Despite recent regulation and high-profile lawsuits, about 45 percent of U.S. households still believe the financial advice they receive is free, or they are unsure whether they pay for financial advice, according to Cerulli Associates.
“Consumers have long been unaware of the level of fees and the type they pay,” says Tom O’Shea, associate director with the Boston-based firm. “… but there are several forces driving consumers’ attentiveness to fees. Both the media and the emergence of digital advisors have shed light on the high cost of investing.”
It makes the somewhat obvious recommendation that 401(k) advisors reduce overall costs when constructing client portfolios in order to survive in a low-fee world.

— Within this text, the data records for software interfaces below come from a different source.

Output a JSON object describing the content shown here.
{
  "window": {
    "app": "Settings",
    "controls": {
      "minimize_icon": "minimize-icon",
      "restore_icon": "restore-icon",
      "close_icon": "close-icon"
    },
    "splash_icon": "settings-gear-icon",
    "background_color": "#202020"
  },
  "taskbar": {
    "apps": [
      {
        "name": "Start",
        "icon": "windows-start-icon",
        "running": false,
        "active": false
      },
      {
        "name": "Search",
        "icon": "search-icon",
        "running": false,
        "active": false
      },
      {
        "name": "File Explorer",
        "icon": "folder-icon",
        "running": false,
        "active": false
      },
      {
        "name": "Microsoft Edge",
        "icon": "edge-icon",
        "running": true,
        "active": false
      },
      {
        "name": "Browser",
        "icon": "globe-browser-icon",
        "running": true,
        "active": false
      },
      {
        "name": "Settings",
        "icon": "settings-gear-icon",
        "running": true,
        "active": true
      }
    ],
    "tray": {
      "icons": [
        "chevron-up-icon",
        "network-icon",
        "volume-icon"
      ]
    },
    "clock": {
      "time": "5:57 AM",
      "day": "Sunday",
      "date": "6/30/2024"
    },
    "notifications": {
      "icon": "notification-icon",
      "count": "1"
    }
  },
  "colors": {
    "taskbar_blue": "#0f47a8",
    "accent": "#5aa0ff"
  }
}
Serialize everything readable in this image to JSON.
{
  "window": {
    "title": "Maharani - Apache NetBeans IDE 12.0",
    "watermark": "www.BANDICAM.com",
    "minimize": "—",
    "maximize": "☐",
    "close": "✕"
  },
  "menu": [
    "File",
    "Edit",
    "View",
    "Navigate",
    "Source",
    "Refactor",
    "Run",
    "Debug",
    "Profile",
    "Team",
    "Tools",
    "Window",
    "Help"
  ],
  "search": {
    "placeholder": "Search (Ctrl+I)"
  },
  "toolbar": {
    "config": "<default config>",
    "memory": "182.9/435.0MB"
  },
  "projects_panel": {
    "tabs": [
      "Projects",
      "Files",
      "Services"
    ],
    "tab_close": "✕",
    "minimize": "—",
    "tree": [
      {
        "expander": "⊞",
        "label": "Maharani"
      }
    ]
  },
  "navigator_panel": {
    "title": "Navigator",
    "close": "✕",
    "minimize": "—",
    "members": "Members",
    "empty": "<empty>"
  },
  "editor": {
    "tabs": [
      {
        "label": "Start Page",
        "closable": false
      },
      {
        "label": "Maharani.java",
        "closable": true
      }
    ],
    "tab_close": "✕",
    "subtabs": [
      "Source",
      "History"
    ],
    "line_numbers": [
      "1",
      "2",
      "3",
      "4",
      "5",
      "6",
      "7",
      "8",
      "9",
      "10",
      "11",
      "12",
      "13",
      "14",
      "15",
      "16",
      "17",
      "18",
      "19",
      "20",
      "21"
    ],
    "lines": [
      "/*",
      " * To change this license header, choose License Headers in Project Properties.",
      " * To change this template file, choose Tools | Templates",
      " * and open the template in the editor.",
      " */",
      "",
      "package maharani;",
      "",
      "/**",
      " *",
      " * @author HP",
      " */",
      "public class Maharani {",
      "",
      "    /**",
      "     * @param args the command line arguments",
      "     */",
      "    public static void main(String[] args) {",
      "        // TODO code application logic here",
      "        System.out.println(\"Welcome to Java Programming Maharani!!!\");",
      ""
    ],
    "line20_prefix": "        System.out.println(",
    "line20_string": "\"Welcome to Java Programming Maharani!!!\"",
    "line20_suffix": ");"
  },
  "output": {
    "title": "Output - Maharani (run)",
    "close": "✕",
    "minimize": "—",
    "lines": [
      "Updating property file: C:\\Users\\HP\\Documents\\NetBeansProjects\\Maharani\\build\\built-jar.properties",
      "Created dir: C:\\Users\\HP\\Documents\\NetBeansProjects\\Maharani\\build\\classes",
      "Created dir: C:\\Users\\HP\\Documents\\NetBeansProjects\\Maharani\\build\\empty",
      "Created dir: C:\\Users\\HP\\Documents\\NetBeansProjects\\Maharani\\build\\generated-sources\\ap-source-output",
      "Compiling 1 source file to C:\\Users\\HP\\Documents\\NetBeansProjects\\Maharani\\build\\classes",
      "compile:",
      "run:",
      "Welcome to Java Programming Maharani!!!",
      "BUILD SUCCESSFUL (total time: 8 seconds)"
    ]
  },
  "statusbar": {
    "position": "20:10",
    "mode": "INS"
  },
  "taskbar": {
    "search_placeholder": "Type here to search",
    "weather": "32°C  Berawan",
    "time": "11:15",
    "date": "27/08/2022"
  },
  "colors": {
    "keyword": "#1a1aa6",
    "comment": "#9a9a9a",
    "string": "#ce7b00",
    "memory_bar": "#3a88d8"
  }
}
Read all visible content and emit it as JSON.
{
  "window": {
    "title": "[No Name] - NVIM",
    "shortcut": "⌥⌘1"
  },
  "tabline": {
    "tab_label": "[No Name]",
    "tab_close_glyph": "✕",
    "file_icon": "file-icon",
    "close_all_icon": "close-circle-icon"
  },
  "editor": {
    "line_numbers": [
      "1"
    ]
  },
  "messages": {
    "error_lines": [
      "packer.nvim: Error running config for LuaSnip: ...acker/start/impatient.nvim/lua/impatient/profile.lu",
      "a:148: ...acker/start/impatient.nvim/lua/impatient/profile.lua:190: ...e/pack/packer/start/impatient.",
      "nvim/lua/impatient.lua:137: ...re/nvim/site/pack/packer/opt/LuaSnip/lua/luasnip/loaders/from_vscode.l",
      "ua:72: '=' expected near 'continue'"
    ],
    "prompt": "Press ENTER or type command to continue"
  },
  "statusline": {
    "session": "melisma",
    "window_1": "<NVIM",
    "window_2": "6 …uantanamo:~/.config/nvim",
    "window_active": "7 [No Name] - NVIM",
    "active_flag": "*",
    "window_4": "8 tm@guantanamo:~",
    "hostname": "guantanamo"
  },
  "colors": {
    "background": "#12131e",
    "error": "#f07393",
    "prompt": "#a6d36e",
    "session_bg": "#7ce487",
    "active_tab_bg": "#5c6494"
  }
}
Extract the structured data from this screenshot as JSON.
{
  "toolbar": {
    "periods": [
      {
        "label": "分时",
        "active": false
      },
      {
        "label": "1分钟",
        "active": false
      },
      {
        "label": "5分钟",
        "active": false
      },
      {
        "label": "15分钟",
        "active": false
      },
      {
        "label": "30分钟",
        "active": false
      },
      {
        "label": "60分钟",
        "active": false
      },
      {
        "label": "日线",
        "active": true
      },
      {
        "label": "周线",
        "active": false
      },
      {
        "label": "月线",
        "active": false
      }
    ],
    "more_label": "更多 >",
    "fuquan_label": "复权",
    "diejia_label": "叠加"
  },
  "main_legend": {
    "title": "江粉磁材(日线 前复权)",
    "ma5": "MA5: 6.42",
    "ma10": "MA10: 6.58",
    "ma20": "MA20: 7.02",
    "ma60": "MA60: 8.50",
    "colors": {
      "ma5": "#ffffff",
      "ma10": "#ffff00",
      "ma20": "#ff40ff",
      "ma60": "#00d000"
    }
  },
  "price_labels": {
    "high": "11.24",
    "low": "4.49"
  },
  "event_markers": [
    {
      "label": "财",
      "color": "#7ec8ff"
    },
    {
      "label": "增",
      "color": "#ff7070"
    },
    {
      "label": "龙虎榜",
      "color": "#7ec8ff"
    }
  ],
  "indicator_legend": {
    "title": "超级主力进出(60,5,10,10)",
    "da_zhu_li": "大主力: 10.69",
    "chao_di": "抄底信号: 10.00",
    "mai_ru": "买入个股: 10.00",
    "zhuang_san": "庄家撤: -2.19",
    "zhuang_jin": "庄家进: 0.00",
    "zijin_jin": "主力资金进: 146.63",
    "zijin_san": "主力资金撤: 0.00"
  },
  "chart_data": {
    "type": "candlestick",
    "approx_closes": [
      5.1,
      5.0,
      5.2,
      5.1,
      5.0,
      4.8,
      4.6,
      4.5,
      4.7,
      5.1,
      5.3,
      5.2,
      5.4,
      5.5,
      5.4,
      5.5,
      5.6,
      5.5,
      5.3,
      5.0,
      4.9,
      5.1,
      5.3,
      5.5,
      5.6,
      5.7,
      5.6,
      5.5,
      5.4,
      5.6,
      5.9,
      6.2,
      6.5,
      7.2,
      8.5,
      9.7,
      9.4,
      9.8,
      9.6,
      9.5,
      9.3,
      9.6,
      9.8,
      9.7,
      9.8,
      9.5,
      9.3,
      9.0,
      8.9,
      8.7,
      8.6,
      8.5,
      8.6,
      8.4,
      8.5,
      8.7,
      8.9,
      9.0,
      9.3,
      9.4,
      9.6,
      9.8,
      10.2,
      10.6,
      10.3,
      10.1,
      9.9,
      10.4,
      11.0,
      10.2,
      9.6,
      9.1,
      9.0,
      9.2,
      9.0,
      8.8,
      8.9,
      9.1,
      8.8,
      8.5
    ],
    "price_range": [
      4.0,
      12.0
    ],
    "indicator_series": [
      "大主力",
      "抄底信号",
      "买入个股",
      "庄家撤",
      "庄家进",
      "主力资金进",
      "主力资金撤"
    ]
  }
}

“During the past several years, the magnitude of fees has become a challenge that directly affects the way in which financial advisors construct client portfolios,” O’Shea added. “New regulations cast a spotlight on high-priced investment vehicles. Advisors building portfolios should explore ways to reduce [them] by using institutionally priced mutual funds, low-cost model-delivered managed accounts, and ETFs.”
Cerulli suggests advisors explore alternative pricing models. The use of low-cost investment vehicles such as I-share mutual funds, ETFs, and model-delivered managed accounts can only generate so much savings, particularly because managed account sponsors have placed downward pressure on managers for years. At some point, advisors need to scrutinize their own fees.
It adds that manufacturers are looking to make target date funds more customizable without risking scale, one reason for their success, in order to better address the movement to low fees. .